All you need for this half-hour show are two disc jockeys named Brian Phelps and Mark Thompson, a couple of hand-held cameras and a half-baked notion of a fantasy some Hollywood producer thinks people all over America share.
In fairness, tonight's fantasy is not a bad one -- singing with the Temptations. We see Mark and Brian practicing with the Motown group, messing up their dance steps, trying to sing in near-falsetto voices, getting fitted for their tuxedos and suffering through backstage sweats and jitters before joining the Temps on stage in concert.
The problem, though, is one of identification. It's not enough that audience members share the fantasy, they must also identify with the people getting to live out the fantasy for such a show to work.
Mark and Brian are very popular on Los Angeles radio where they do a hip and irreverent form of radio. Here, they are toned down -- the way prime-time TV often takes the edge off other strains of pop culture when adapting them.
The result is that Mark and Brian come off as two guys who make silly faces and almost never say anything interesting. They are not The Great American Amateur the way, say, George Plimpton was. They do not have the innocence of children fantasizing about what they'll do when they grow up.
The fantasies -- and the series -- promise to get worse. One week, they swim with sharks.

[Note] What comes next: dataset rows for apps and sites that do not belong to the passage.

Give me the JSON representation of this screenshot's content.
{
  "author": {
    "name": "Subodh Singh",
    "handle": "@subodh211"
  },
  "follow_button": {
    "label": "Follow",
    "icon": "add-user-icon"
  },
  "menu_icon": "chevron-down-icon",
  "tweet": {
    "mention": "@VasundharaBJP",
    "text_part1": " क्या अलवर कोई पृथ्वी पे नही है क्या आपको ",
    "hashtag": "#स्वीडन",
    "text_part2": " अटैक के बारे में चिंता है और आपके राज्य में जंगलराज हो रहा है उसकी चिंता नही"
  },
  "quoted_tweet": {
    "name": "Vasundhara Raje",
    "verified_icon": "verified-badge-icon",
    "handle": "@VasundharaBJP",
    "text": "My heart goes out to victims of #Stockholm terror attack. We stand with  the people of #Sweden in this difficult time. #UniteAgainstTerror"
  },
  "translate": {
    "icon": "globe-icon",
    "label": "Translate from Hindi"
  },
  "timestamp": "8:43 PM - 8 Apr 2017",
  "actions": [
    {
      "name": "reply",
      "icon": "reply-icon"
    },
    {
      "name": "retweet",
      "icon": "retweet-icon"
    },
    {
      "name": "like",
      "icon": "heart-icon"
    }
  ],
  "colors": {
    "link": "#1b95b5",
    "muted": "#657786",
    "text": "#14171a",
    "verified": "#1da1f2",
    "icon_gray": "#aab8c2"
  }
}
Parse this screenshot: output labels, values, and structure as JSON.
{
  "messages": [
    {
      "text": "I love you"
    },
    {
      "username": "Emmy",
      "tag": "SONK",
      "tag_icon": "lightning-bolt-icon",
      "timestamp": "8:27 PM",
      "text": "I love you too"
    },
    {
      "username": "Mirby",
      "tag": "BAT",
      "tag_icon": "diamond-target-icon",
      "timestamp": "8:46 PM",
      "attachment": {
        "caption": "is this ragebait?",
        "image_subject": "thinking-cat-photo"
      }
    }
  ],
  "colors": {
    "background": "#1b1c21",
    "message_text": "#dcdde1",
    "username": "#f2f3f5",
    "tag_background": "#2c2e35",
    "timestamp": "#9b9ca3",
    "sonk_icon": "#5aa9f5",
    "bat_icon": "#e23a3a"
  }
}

Another week, they perform with circus trapeze artists.
That's assuming they are still around after a couple of weeks and not a victim of early cancellation: another reality for this kind of two-bit entertainment.